The National Center for Education Statistics (NCES) notes that there are varying definitions of nontraditional student. Nontraditional students are contrasted with traditional students who "earn a high school diploma, enroll full time immediately after finishing high school, depend on parents for financial support, and either do not work during the school year or work part time".[1][2] The NCES categorized anyone who satisfies at least one of the following as a nontraditional student:[1]

By this definition, the NCES determined that 73% of all undergraduates in 1999–2000 could be considered nontraditional, representing the newly "typical" undergraduate.[3] This remained consistent the following years: 72% in 2003–2004, 72% for 2007–2008, and 74% for 2011–2012.[4]

The nontraditional student designation has to a lesser extent been used to refer to socially or educationally disadvantaged students.[5][6]


It is uncertain exactly how or when the term “nontraditional student” was first incorporated into educational language. However, it is thought that K. Patricia Cross is responsible for the phrase becoming the accepted and appropriate term to describe adult students.[7]


The typical college student is no longer a full-time student who enrolls immediately after high school, lives on-campus and who has limited family, employment, and financial obligations.[8][2]

Regarding the 2011-2012 demographics distribution of nontraditional undergraduate students in the United States, the following were identified by the National Center for Education Statistics:[4]

In 1999–2000, the most common nontraditional characteristics included financial independence (51 percent), part-time attendance (48 percent), and delayed enrollment (46 percent).[9]

The NCES divides tertiary educational institutions into three categories: public, private-non-profit, and private-for-profit (PFP). With regard to the age demographic of students enrolled in these institutions, the NCES uses three age categories: under 25, between 25 and 34, and 35 and older. According to its most recent publication, in a section called The Condition of Education 2013,"most nontraditional students are enrolled in PFP’s. In fact, for the fall enrollment in 2011, in four-year PFP institutions 71% full-time and 78% part-time students were at least 25 years old or older. In two-year PFP institutions, 52% full-time and 61% part-time students were also included in this 'nontraditional' category."[3]

Special characteristics

Nontraditional students frequently have different characteristics than traditional students, experience different barriers, and have different instructional and campus support needs than traditional students.[10][11][12]

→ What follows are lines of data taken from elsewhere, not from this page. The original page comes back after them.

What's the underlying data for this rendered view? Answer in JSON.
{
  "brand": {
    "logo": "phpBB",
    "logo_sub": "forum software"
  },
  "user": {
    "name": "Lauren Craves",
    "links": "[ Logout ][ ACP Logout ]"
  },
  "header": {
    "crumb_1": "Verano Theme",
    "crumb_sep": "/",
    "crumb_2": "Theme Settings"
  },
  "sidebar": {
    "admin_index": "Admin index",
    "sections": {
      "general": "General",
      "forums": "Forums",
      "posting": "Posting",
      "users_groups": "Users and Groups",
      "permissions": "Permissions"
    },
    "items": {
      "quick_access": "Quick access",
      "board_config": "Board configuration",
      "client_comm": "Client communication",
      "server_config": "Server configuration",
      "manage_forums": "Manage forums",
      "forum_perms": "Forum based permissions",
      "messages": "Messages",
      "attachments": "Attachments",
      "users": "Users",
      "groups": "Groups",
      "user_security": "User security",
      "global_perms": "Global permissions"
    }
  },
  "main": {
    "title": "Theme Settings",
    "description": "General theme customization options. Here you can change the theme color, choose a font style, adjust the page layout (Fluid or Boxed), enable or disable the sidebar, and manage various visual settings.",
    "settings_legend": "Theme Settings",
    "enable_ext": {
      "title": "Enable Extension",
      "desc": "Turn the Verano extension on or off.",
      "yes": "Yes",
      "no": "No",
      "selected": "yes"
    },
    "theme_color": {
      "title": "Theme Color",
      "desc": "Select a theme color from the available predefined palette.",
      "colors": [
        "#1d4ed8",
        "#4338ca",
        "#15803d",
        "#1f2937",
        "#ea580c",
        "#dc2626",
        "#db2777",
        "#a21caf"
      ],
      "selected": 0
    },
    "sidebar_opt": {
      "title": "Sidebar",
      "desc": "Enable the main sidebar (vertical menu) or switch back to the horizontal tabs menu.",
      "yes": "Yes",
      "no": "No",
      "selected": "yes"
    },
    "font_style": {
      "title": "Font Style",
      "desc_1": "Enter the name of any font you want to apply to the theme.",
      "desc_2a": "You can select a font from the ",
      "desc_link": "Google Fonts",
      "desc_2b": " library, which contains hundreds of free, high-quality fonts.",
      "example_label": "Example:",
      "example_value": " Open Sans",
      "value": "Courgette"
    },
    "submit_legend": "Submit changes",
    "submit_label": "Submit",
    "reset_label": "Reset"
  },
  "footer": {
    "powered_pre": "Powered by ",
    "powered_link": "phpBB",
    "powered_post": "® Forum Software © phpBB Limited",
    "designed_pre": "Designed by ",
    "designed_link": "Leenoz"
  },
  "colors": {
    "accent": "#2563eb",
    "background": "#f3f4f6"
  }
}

While many institutions offer programs for nontraditional students and services in response to their specific needs,[13] it is frequently observed that traditional higher education programs and policies are geared toward, and the outcome of, the previous era when traditional students were the main market for higher education.[14] Institutional barriers most frequently identified in research include difficulty obtaining financial support, negative attitudes toward adult learners, a general lack of resources at times and places suitable to adult learners, and recognition of prior learning and academic credentials.[15][14]

Situational barriers most frequently experienced by adult nontraditional students typically include managing multiple conflicting responsibilities in addition to their studies (e.g., life and work responsibilities and roles), financial problems and limited financial aid options for nontraditional students, lack of adequate and affordable childcare services, and lack of support from others.[15][14]

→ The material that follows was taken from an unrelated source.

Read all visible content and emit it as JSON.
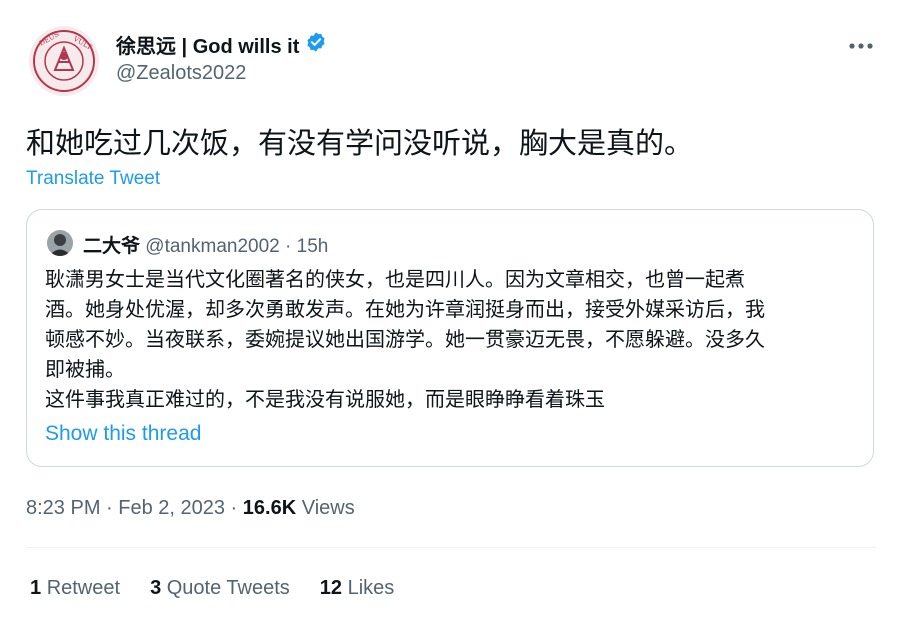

Attitudinal barriers most frequently identified in research include low self-esteem and negative attitudes about being an adult learner.[15][14]

Barriers related to academic skills most frequently discussed in the literature include a lack of knowledge and experience in literacy, numeracy, and computer-related skills, accessing and understanding information, critical and reflective thinking, essay writing, and writing examinations and tests.[15][14]

See also


  1. ^ a b National Center for Education Statistics. "Nontraditional Undergraduates", Institute of Education Sciences, U.S. Department of Education. (p. 2) Accessed 30 Sept 2013.
  2. ^ a b Pascarella, Ernest T.; Terenzini, Patrick T (Winter 1998). "Studying College Students in the 21st Century: Meeting New Challenges". The Review of Higher Education. 21 (2): 151.
  3. ^ a b National Center for Education Statistics. "Nontraditional Undergraduates", Institute of Education Sciences, U.S. Department of Education. (p. 146-7) Accessed 30 Sept 2013.
  4. ^ a b Radford, A. W., Cominole, M., & Skomsvold, P. (2015). Demographic and enrollment characteristics of nontraditional undergraduates: 2011-12.
  5. ^ Kim, K.A. (2002). "ERIC review: Exploring the meaning of "nontraditional" at the community college". Community College Review. 30 (1): 74–89. doi:10.1177/009155210203000104.
  6. ^ Schuetze, Hans G.; Slowey, Maria (2002). "Participation and exclusion: A comparative analysis of non-traditional students and lifelong learners in higher education". Higher Education. 44 (3–4): 309–327. doi:10.1023/A:1019898114335.
  7. ^ Ross-Gordon, J.M. (2011). "Research on adult learners: Supporting the needs of a student population that is no longer nontraditional". Association of American Colleges and Universities. 29: 1. Retrieved 2 October 2013.
  8. ^ Yesterday's Nontraditional Student is Today's Traditional Student. Center for Law and Social Policy, June 29, 2011.
  9. ^ National Center for Education Statistics. "Nontraditional Undergraduates", Institute of Education Sciences, U.S. Department of Education. (p. 3) Accessed 09 July 2017.
  10. ^ Kasworm, Carol E. (2003). "Setting the Stage: Adults in Higher Education". New Directions for Student Services. 2003 (102): 3–8. CiteSeerX doi:10.1002/ss.83.
  11. ^ Serving adult learners in higher education: Principles of effectiveness. Executive summary (PDF). Chicago, IL: Council for Adult and Experiential Learning. 2000. Retrieved 8 July 2017.[permanent dead link]
  12. ^ Panacci, Adam G. (2017). "Adult Students in Mixed-Age Postsecondary Classrooms: Implications for Instructional Approaches". College Quarterly. 20 (2). Retrieved 8 July 2017.
  13. ^ Principles in Practice: Assessing Adult Learning Focused Institutions. Case Studies (PDF). Chicago, IL: Council for Adult and Experiential Learning. 2005. Retrieved 8 July 2017.
  14. ^ a b c d e Chao, E. L.; DeRocco, E. S.; Flynn, M. K. (2007). "Adult learners in higher education: Barriers to success and strategies to improve results" (PDF). Employment and Training Administration Occasional Paper 2007-03. Washington, DC: U.S. Department of Labor, Employment and Training Administration.
  15. ^ a b c d MacKeracher, D.; Suart, T.; Potter, J. (2006). "State of the field review: Barriers to participation in adult learning" (PDF).